◆ WHAT NEEDS TO BE DONE ◆
Would you print every entry below exactly as written, omitting the images?

◆ RECORDS SUPPLIED ◆
^^^^^^^^

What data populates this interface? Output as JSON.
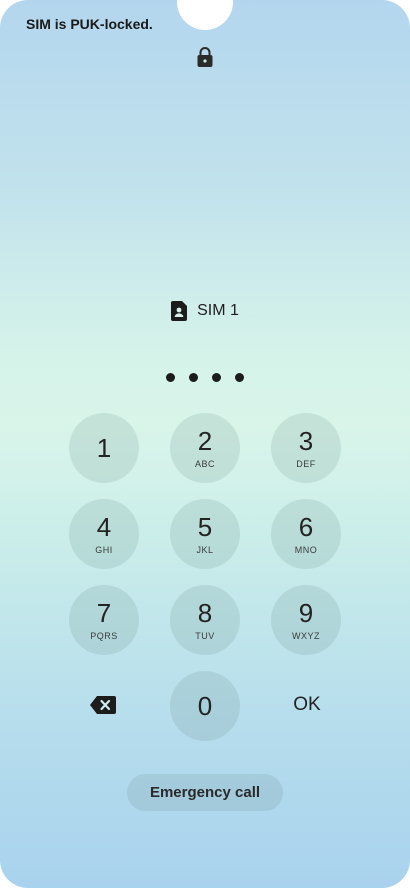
{
  "status": {
    "message": "SIM is PUK-locked."
  },
  "sim": {
    "label": "SIM 1"
  },
  "pin": {
    "entered_count": 4
  },
  "keypad": {
    "keys": [
      {
        "num": "1",
        "letters": ""
      },
      {
        "num": "2",
        "letters": "ABC"
      },
      {
        "num": "3",
        "letters": "DEF"
      },
      {
        "num": "4",
        "letters": "GHI"
      },
      {
        "num": "5",
        "letters": "JKL"
      },
      {
        "num": "6",
        "letters": "MNO"
      },
      {
        "num": "7",
        "letters": "PQRS"
      },
      {
        "num": "8",
        "letters": "TUV"
      },
      {
        "num": "9",
        "letters": "WXYZ"
      },
      {
        "num": "0",
        "letters": ""
      }
    ],
    "ok_label": "OK",
    "backspace_icon": "backspace-icon"
  },
  "emergency": {
    "label": "Emergency call"
  },
  "icons": {
    "lock": "lock-icon",
    "sim": "sim-card-icon"
  },
  "colors": {
    "text": "#232323"
  }
}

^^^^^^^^

◆ TASK SOLUTION ◆
What data populates this interface? Output as JSON.
{
  "status": {
    "message": "SIM is PUK-locked."
  },
  "sim": {
    "label": "SIM 1"
  },
  "pin": {
    "entered_count": 4
  },
  "keypad": {
    "keys": [
      {
        "num": "1",
        "letters": ""
      },
      {
        "num": "2",
        "letters": "ABC"
      },
      {
        "num": "3",
        "letters": "DEF"
      },
      {
        "num": "4",
        "letters": "GHI"
      },
      {
        "num": "5",
        "letters": "JKL"
      },
      {
        "num": "6",
        "letters": "MNO"
      },
      {
        "num": "7",
        "letters": "PQRS"
      },
      {
        "num": "8",
        "letters": "TUV"
      },
      {
        "num": "9",
        "letters": "WXYZ"
      },
      {
        "num": "0",
        "letters": ""
      }
    ],
    "ok_label": "OK",
    "backspace_icon": "backspace-icon"
  },
  "emergency": {
    "label": "Emergency call"
  },
  "icons": {
    "lock": "lock-icon",
    "sim": "sim-card-icon"
  },
  "colors": {
    "text": "#232323"
  }
}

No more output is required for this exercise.